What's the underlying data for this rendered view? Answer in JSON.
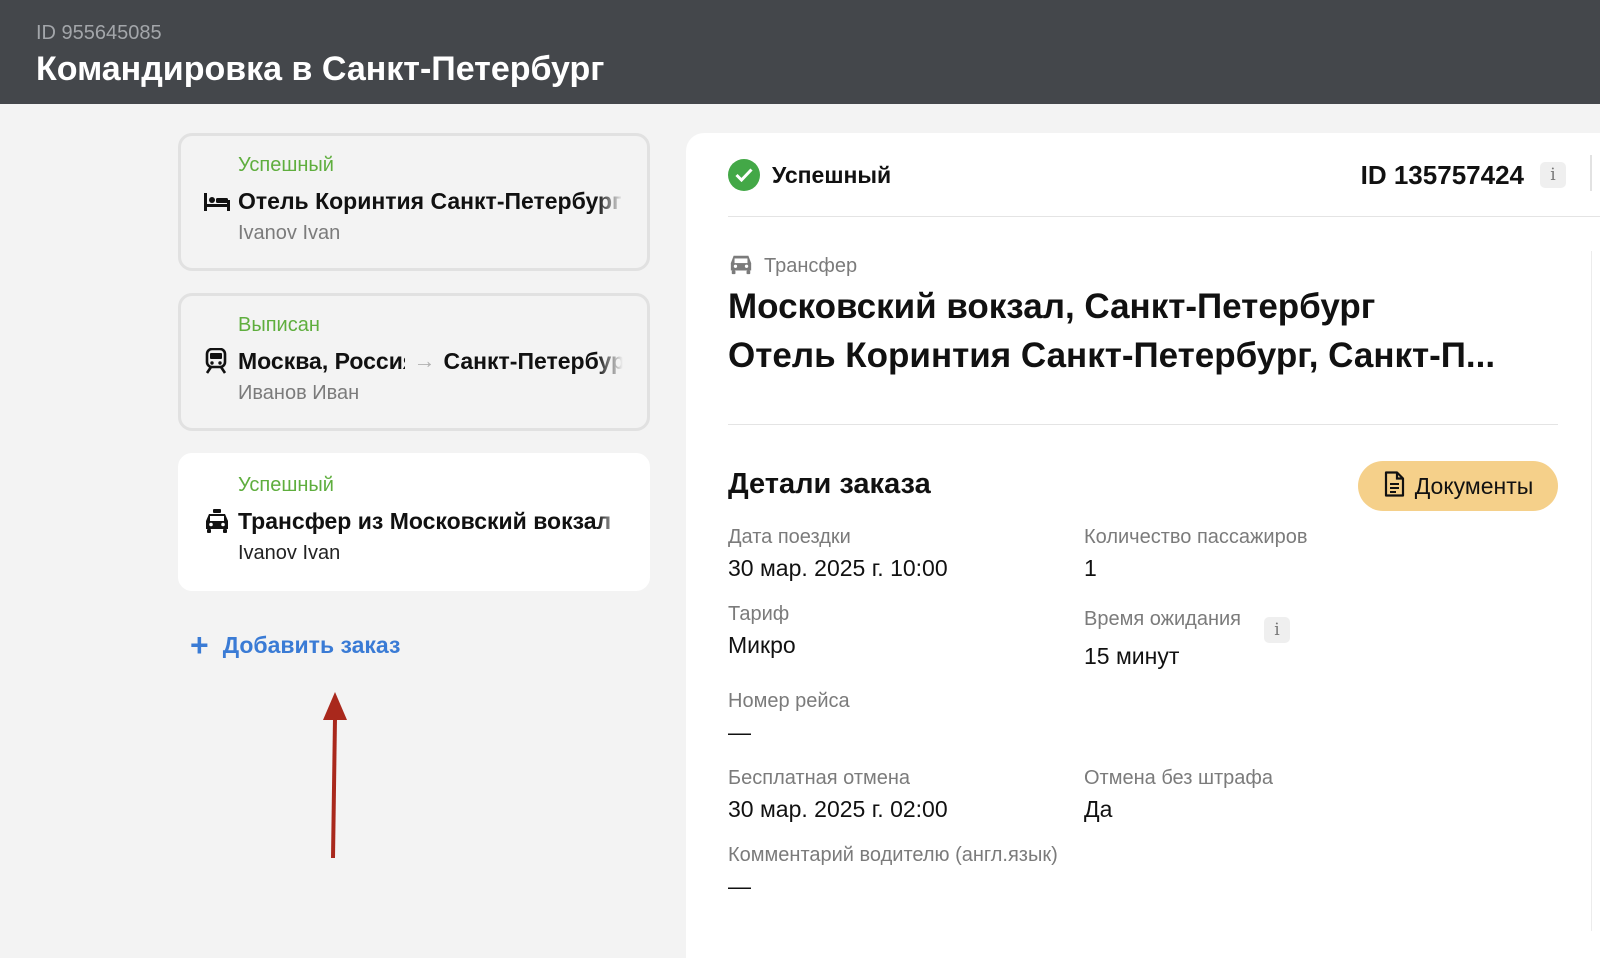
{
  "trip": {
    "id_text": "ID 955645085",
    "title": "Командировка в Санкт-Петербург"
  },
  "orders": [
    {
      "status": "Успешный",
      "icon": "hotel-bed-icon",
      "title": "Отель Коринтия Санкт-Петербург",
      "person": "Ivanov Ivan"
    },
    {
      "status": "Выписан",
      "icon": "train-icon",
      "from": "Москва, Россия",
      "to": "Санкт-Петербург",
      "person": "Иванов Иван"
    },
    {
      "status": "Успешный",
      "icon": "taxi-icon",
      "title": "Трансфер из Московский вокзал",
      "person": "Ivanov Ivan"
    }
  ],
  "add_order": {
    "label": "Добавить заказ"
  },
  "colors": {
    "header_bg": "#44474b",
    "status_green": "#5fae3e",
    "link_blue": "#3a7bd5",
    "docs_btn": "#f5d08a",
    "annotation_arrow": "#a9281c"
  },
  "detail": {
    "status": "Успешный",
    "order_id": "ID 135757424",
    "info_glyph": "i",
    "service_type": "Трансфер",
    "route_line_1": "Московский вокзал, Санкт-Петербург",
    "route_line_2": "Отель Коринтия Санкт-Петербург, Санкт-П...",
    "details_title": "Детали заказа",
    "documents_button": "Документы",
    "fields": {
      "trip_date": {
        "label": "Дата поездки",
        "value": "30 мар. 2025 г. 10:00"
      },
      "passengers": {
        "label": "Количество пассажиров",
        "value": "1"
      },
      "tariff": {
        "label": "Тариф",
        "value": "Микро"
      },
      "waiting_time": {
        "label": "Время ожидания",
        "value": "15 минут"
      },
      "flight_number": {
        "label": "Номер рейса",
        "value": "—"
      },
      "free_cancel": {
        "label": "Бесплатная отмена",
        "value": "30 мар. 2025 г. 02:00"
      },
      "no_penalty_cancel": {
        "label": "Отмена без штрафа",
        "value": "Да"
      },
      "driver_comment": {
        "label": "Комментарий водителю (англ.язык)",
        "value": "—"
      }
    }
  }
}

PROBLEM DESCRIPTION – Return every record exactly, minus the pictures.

TASK OUTPUT –
What's the underlying data for this rendered view? Answer in JSON.
{
  "trip": {
    "id_text": "ID 955645085",
    "title": "Командировка в Санкт-Петербург"
  },
  "orders": [
    {
      "status": "Успешный",
      "icon": "hotel-bed-icon",
      "title": "Отель Коринтия Санкт-Петербург",
      "person": "Ivanov Ivan"
    },
    {
      "status": "Выписан",
      "icon": "train-icon",
      "from": "Москва, Россия",
      "to": "Санкт-Петербург",
      "person": "Иванов Иван"
    },
    {
      "status": "Успешный",
      "icon": "taxi-icon",
      "title": "Трансфер из Московский вокзал",
      "person": "Ivanov Ivan"
    }
  ],
  "add_order": {
    "label": "Добавить заказ"
  },
  "colors": {
    "header_bg": "#44474b",
    "status_green": "#5fae3e",
    "link_blue": "#3a7bd5",
    "docs_btn": "#f5d08a",
    "annotation_arrow": "#a9281c"
  },
  "detail": {
    "status": "Успешный",
    "order_id": "ID 135757424",
    "info_glyph": "i",
    "service_type": "Трансфер",
    "route_line_1": "Московский вокзал, Санкт-Петербург",
    "route_line_2": "Отель Коринтия Санкт-Петербург, Санкт-П...",
    "details_title": "Детали заказа",
    "documents_button": "Документы",
    "fields": {
      "trip_date": {
        "label": "Дата поездки",
        "value": "30 мар. 2025 г. 10:00"
      },
      "passengers": {
        "label": "Количество пассажиров",
        "value": "1"
      },
      "tariff": {
        "label": "Тариф",
        "value": "Микро"
      },
      "waiting_time": {
        "label": "Время ожидания",
        "value": "15 минут"
      },
      "flight_number": {
        "label": "Номер рейса",
        "value": "—"
      },
      "free_cancel": {
        "label": "Бесплатная отмена",
        "value": "30 мар. 2025 г. 02:00"
      },
      "no_penalty_cancel": {
        "label": "Отмена без штрафа",
        "value": "Да"
      },
      "driver_comment": {
        "label": "Комментарий водителю (англ.язык)",
        "value": "—"
      }
    }
  }
}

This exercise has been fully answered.